URL of this page: //medlineplus.gov/ency/anatomyvideos/000123.htm


What's this?Play health video with audio description: //medlineplus.gov/ency/videos/mov/200071_eng_ad.mp4


A stroke may occur if an embolism travels from another part of the body and lodges within an artery in the brain. When an internal arterial wall becomes damaged, various types of emboli can form, such as one derived from platlets, thrombotic, cholesterol, or mixed. In this example, an embolism is formed in the internal carotid artery, breaks loose, travels towards the brain and lodges in a cerebral artery. The blocked artery deprives the brain of oxygen, damaging the surrounding brain tissue. The result is a stroke.
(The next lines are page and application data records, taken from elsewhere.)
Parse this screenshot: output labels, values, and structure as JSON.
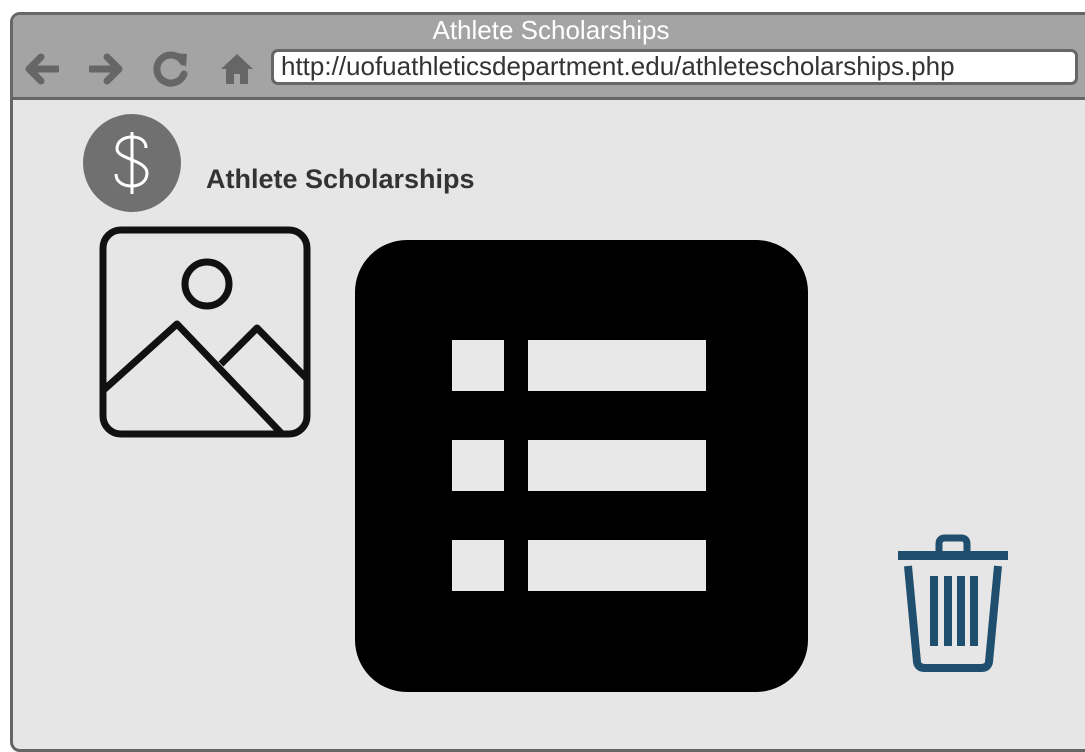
{
  "window": {
    "title": "Athlete Scholarships"
  },
  "toolbar": {
    "url": "http://uofuathleticsdepartment.edu/athletescholarships.php",
    "icons": [
      "back-arrow-icon",
      "forward-arrow-icon",
      "reload-icon",
      "home-icon"
    ]
  },
  "header": {
    "avatar_icon": "dollar-sign-icon",
    "title": "Athlete Scholarships"
  },
  "main": {
    "image_icon": "image-placeholder-icon",
    "list_icon": "list-icon",
    "delete_icon": "trash-icon"
  },
  "colors": {
    "chrome": "#a4a4a4",
    "border": "#666666",
    "background": "#e6e6e6",
    "avatar": "#707070",
    "trash": "#1f4e6e"
  }
}
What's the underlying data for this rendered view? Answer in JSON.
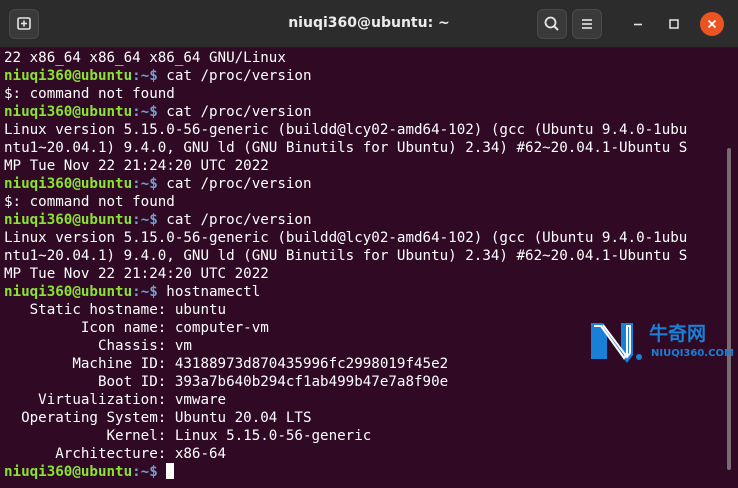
{
  "window": {
    "title": "niuqi360@ubuntu: ~"
  },
  "prompt": {
    "user_host": "niuqi360@ubuntu",
    "path_symbol": ":~$ "
  },
  "terminal_lines": [
    {
      "text": "22 x86_64 x86_64 x86_64 GNU/Linux"
    },
    {
      "prompt": true,
      "cmd": "cat /proc/version"
    },
    {
      "text": "$: command not found"
    },
    {
      "prompt": true,
      "cmd": "cat /proc/version"
    },
    {
      "text": "Linux version 5.15.0-56-generic (buildd@lcy02-amd64-102) (gcc (Ubuntu 9.4.0-1ubu"
    },
    {
      "text": "ntu1~20.04.1) 9.4.0, GNU ld (GNU Binutils for Ubuntu) 2.34) #62~20.04.1-Ubuntu S"
    },
    {
      "text": "MP Tue Nov 22 21:24:20 UTC 2022"
    },
    {
      "prompt": true,
      "cmd": "cat /proc/version"
    },
    {
      "text": "$: command not found"
    },
    {
      "prompt": true,
      "cmd": "cat /proc/version"
    },
    {
      "text": "Linux version 5.15.0-56-generic (buildd@lcy02-amd64-102) (gcc (Ubuntu 9.4.0-1ubu"
    },
    {
      "text": "ntu1~20.04.1) 9.4.0, GNU ld (GNU Binutils for Ubuntu) 2.34) #62~20.04.1-Ubuntu S"
    },
    {
      "text": "MP Tue Nov 22 21:24:20 UTC 2022"
    },
    {
      "prompt": true,
      "cmd": "hostnamectl"
    },
    {
      "text": "   Static hostname: ubuntu"
    },
    {
      "text": "         Icon name: computer-vm"
    },
    {
      "text": "           Chassis: vm"
    },
    {
      "text": "        Machine ID: 43188973d870435996fc2998019f45e2"
    },
    {
      "text": "           Boot ID: 393a7b640b294cf1ab499b47e7a8f90e"
    },
    {
      "text": "    Virtualization: vmware"
    },
    {
      "text": "  Operating System: Ubuntu 20.04 LTS"
    },
    {
      "text": "            Kernel: Linux 5.15.0-56-generic"
    },
    {
      "text": "      Architecture: x86-64"
    },
    {
      "prompt": true,
      "cmd": "",
      "cursor": true
    }
  ],
  "watermark": {
    "cn": "牛奇网",
    "en": "NIUQI360.COM"
  },
  "colors": {
    "background": "#300a24",
    "prompt_user": "#8ae234",
    "prompt_path": "#729fcf",
    "text": "#ffffff",
    "close_button": "#e95420",
    "watermark": "#1a7fd6"
  },
  "icons": {
    "new_tab": "new-tab-icon",
    "search": "search-icon",
    "menu": "hamburger-menu-icon",
    "minimize": "minimize-icon",
    "maximize": "maximize-icon",
    "close": "close-icon"
  }
}
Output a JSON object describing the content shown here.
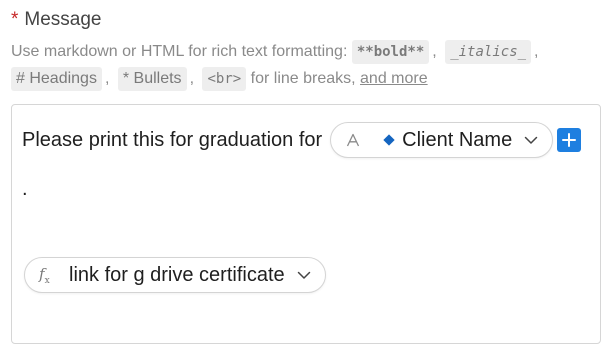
{
  "field": {
    "required_marker": "*",
    "label": "Message"
  },
  "help": {
    "intro": "Use markdown or HTML for rich text formatting:",
    "bold_code": "**bold**",
    "italics_code": "_italics_",
    "sep": ",",
    "headings_code": "# Headings",
    "bullets_code": "* Bullets",
    "br_code": "<br>",
    "line_breaks_text": "for line breaks,",
    "more_link": "and more"
  },
  "editor": {
    "line1_text": "Please print this for graduation for",
    "client_pill": {
      "type_icon": "A",
      "label": "Client Name",
      "icon_name": "text-type-icon",
      "accent_color": "#1565c0"
    },
    "add_button_color": "#1e7fe0",
    "line2_text": ".",
    "link_pill": {
      "fx_icon": "f",
      "fx_sub": "x",
      "label": "link for g drive certificate"
    }
  }
}
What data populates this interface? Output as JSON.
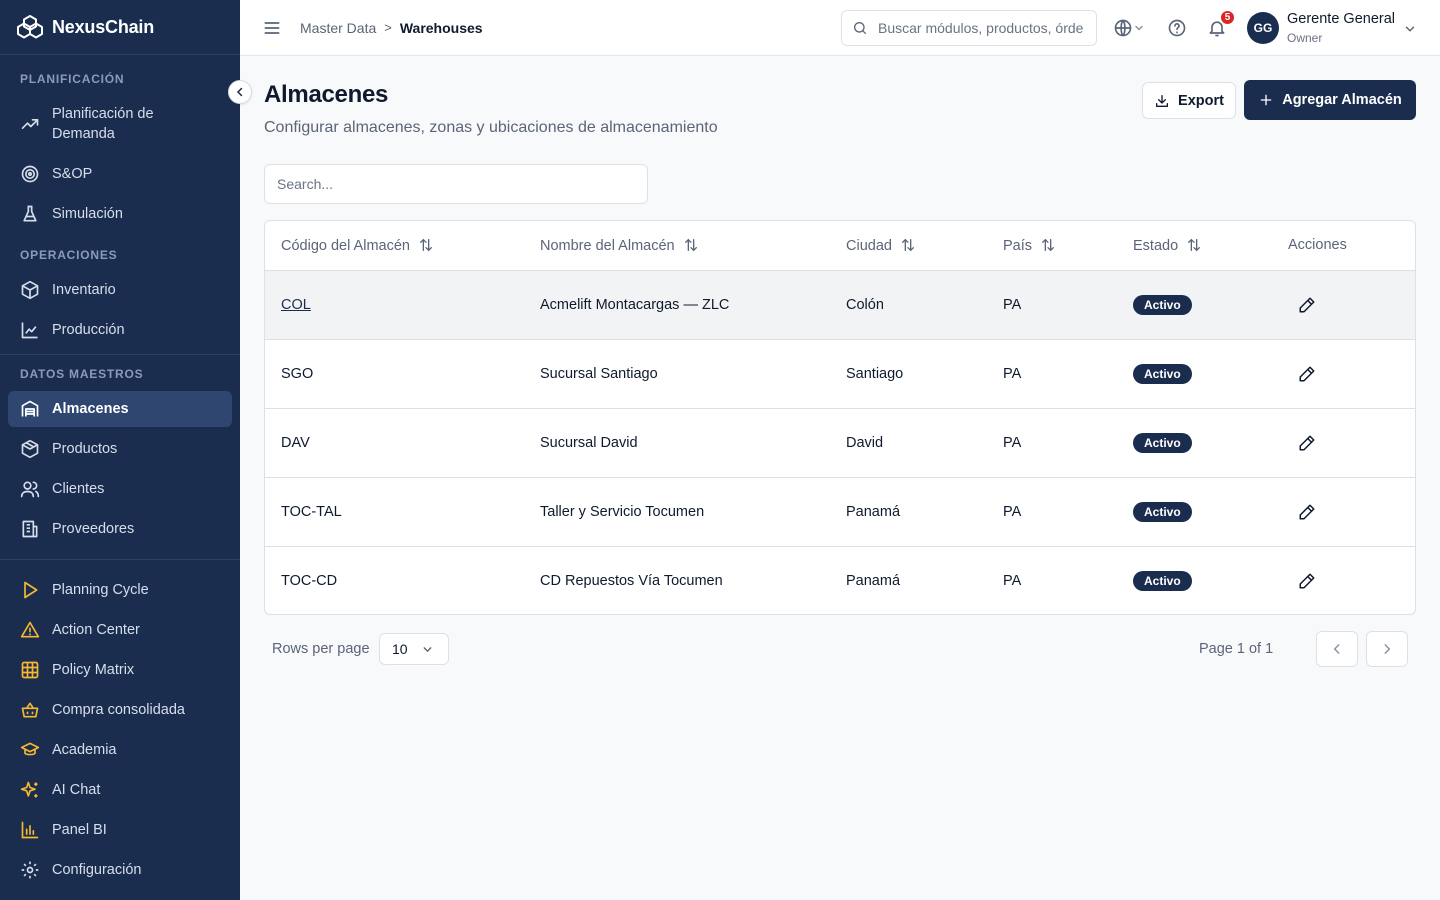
{
  "app": {
    "name": "NexusChain"
  },
  "sidebar": {
    "sections": [
      {
        "title": "PLANIFICACIÓN",
        "items": [
          "Planificación de Demanda",
          "S&OP",
          "Simulación"
        ]
      },
      {
        "title": "OPERACIONES",
        "items": [
          "Inventario",
          "Producción"
        ]
      },
      {
        "title": "DATOS MAESTROS",
        "items": [
          "Almacenes",
          "Productos",
          "Clientes",
          "Proveedores"
        ]
      }
    ],
    "extras": [
      "Planning Cycle",
      "Action Center",
      "Policy Matrix",
      "Compra consolidada",
      "Academia",
      "AI Chat",
      "Panel BI",
      "Configuración"
    ],
    "active": "Almacenes"
  },
  "header": {
    "breadcrumb": {
      "parent": "Master Data",
      "separator": ">",
      "current": "Warehouses"
    },
    "search_placeholder": "Buscar módulos, productos, órdenes...",
    "notifications_count": "5",
    "user": {
      "initials": "GG",
      "name": "Gerente General",
      "role": "Owner"
    }
  },
  "page": {
    "title": "Almacenes",
    "subtitle": "Configurar almacenes, zonas y ubicaciones de almacenamiento",
    "export_label": "Export",
    "add_label": "Agregar Almacén",
    "search_placeholder": "Search..."
  },
  "table": {
    "columns": [
      "Código del Almacén",
      "Nombre del Almacén",
      "Ciudad",
      "País",
      "Estado",
      "Acciones"
    ],
    "rows": [
      {
        "code": "COL",
        "name": "Acmelift Montacargas — ZLC",
        "city": "Colón",
        "country": "PA",
        "status": "Activo"
      },
      {
        "code": "SGO",
        "name": "Sucursal Santiago",
        "city": "Santiago",
        "country": "PA",
        "status": "Activo"
      },
      {
        "code": "DAV",
        "name": "Sucursal David",
        "city": "David",
        "country": "PA",
        "status": "Activo"
      },
      {
        "code": "TOC-TAL",
        "name": "Taller y Servicio Tocumen",
        "city": "Panamá",
        "country": "PA",
        "status": "Activo"
      },
      {
        "code": "TOC-CD",
        "name": "CD Repuestos Vía Tocumen",
        "city": "Panamá",
        "country": "PA",
        "status": "Activo"
      }
    ]
  },
  "pagination": {
    "rows_label": "Rows per page",
    "rows_value": "10",
    "page_info": "Page 1 of 1"
  },
  "colors": {
    "sidebar_bg": "#1b2d4f",
    "accent": "#1b2d4f",
    "extra_icon": "#f5b82e"
  }
}
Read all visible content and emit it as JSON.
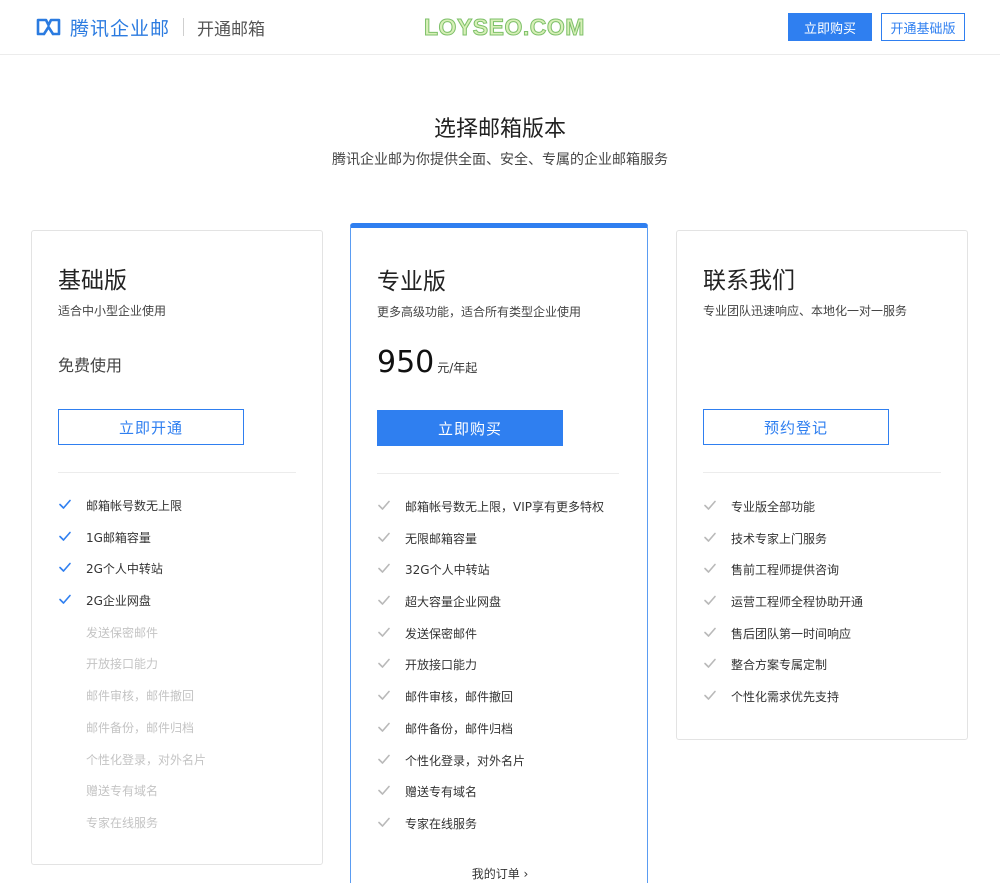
{
  "header": {
    "brand_name": "腾讯企业邮",
    "brand_sub": "开通邮箱",
    "watermark": "LOYSEO.COM",
    "buy_button": "立即购买",
    "basic_button": "开通基础版",
    "brand_color": "#2f7ff0"
  },
  "hero": {
    "title": "选择邮箱版本",
    "subtitle": "腾讯企业邮为你提供全面、安全、专属的企业邮箱服务"
  },
  "plans": {
    "basic": {
      "name": "基础版",
      "desc": "适合中小型企业使用",
      "price_text": "免费使用",
      "cta": "立即开通",
      "features": [
        {
          "text": "邮箱帐号数无上限",
          "included": true
        },
        {
          "text": "1G邮箱容量",
          "included": true
        },
        {
          "text": "2G个人中转站",
          "included": true
        },
        {
          "text": "2G企业网盘",
          "included": true
        },
        {
          "text": "发送保密邮件",
          "included": false
        },
        {
          "text": "开放接口能力",
          "included": false
        },
        {
          "text": "邮件审核，邮件撤回",
          "included": false
        },
        {
          "text": "邮件备份，邮件归档",
          "included": false
        },
        {
          "text": "个性化登录，对外名片",
          "included": false
        },
        {
          "text": "赠送专有域名",
          "included": false
        },
        {
          "text": "专家在线服务",
          "included": false
        }
      ]
    },
    "pro": {
      "name": "专业版",
      "desc": "更多高级功能，适合所有类型企业使用",
      "price": "950",
      "price_unit": "元/年起",
      "cta": "立即购买",
      "features": [
        "邮箱帐号数无上限，VIP享有更多特权",
        "无限邮箱容量",
        "32G个人中转站",
        "超大容量企业网盘",
        "发送保密邮件",
        "开放接口能力",
        "邮件审核，邮件撤回",
        "邮件备份，邮件归档",
        "个性化登录，对外名片",
        "赠送专有域名",
        "专家在线服务"
      ],
      "orders_link": "我的订单 ›"
    },
    "contact": {
      "name": "联系我们",
      "desc": "专业团队迅速响应、本地化一对一服务",
      "cta": "预约登记",
      "features": [
        "专业版全部功能",
        "技术专家上门服务",
        "售前工程师提供咨询",
        "运营工程师全程协助开通",
        "售后团队第一时间响应",
        "整合方案专属定制",
        "个性化需求优先支持"
      ]
    }
  }
}
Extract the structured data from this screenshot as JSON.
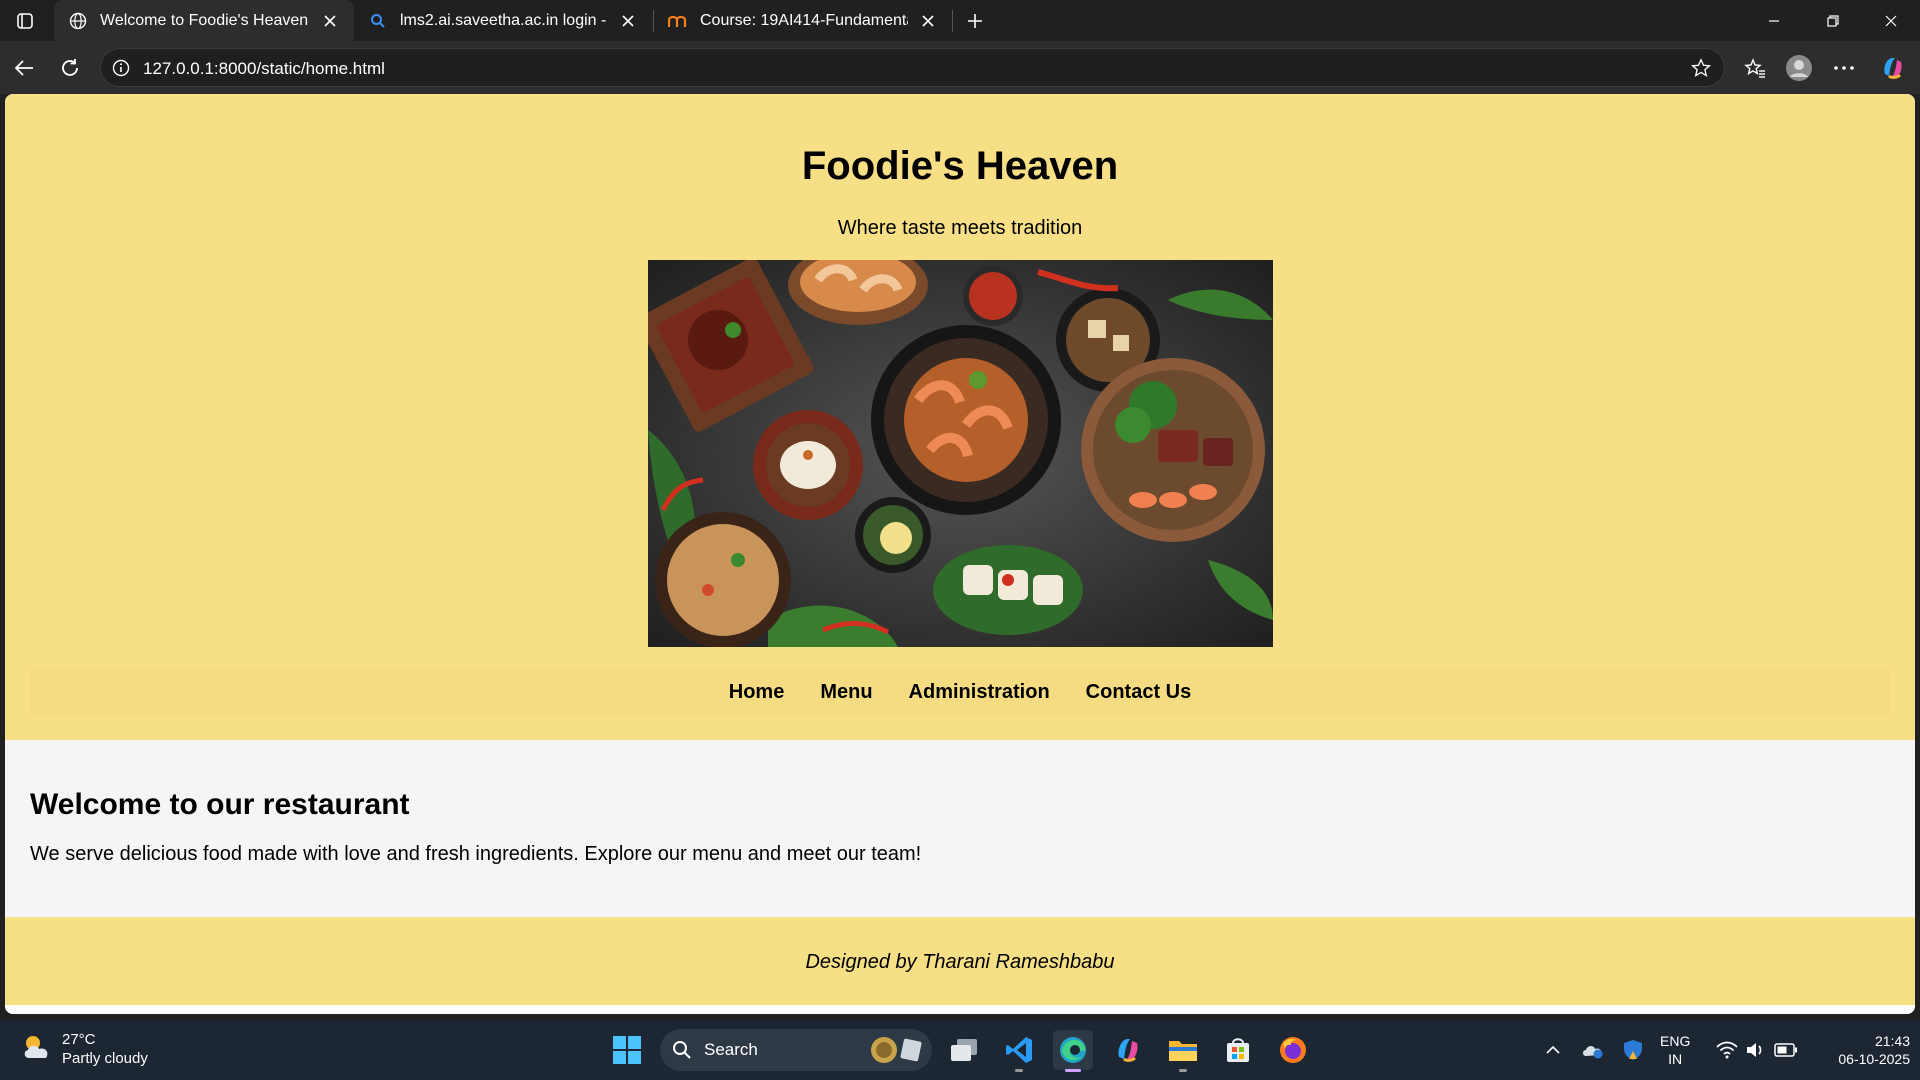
{
  "browser": {
    "tabs": [
      {
        "title": "Welcome to Foodie's Heaven",
        "icon": "globe-icon",
        "active": true
      },
      {
        "title": "lms2.ai.saveetha.ac.in login - Sear",
        "icon": "search-icon",
        "active": false
      },
      {
        "title": "Course: 19AI414-Fundamentals of",
        "icon": "moodle-icon",
        "active": false
      }
    ],
    "address": "127.0.0.1:8000/static/home.html"
  },
  "page": {
    "site_title": "Foodie's Heaven",
    "tagline": "Where taste meets tradition",
    "hero_image": "food-platter-image",
    "nav": [
      {
        "label": "Home"
      },
      {
        "label": "Menu"
      },
      {
        "label": "Administration"
      },
      {
        "label": "Contact Us"
      }
    ],
    "welcome_heading": "Welcome to our restaurant",
    "welcome_text": "We serve delicious food made with love and fresh ingredients. Explore our menu and meet our team!",
    "footer_text": "Designed by Tharani Rameshbabu",
    "colors": {
      "hero_bg": "#f6df85",
      "content_bg": "#f5f5f5"
    }
  },
  "taskbar": {
    "weather_temp": "27°C",
    "weather_desc": "Partly cloudy",
    "search_label": "Search",
    "lang_line1": "ENG",
    "lang_line2": "IN",
    "time": "21:43",
    "date": "06-10-2025"
  }
}
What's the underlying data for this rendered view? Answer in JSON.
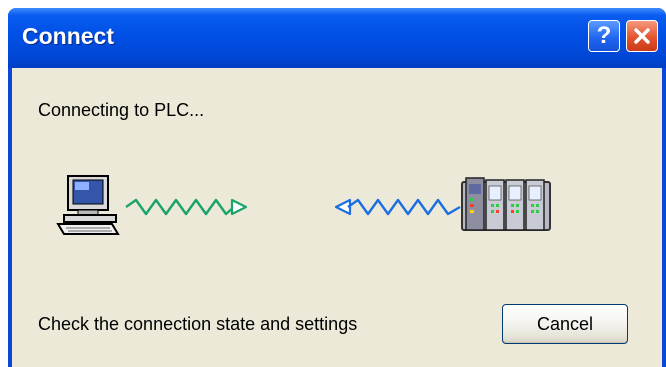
{
  "window": {
    "title": "Connect",
    "help_label": "?",
    "close_icon": "close-icon"
  },
  "dialog": {
    "status_text": "Connecting to PLC...",
    "message": "Check the connection state and settings",
    "cancel_label": "Cancel"
  },
  "icons": {
    "computer": "computer-icon",
    "plc": "plc-icon",
    "signal_out": "signal-wave-right-icon",
    "signal_in": "signal-wave-left-icon"
  },
  "colors": {
    "titlebar": "#0050e6",
    "dialog_bg": "#ece9d8",
    "close_button": "#e3542f",
    "wave": "#1aa36a"
  }
}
Review Date 7/7/2015

Updated by: Daniel Kantor, MD, Kantor Neurology, Coconut Creek, FL and Immediate Past President of the Florida Society of Neurology (FSN), Gainesville, FL. Review provided by VeriMed Healthcare Network. Internal review and update on 07/24/2016 by David Zieve, MD, MHA, Isla Ogilvie, PhD, and the A.D.A.M. Editorial team.

Related MedlinePlus Health Topics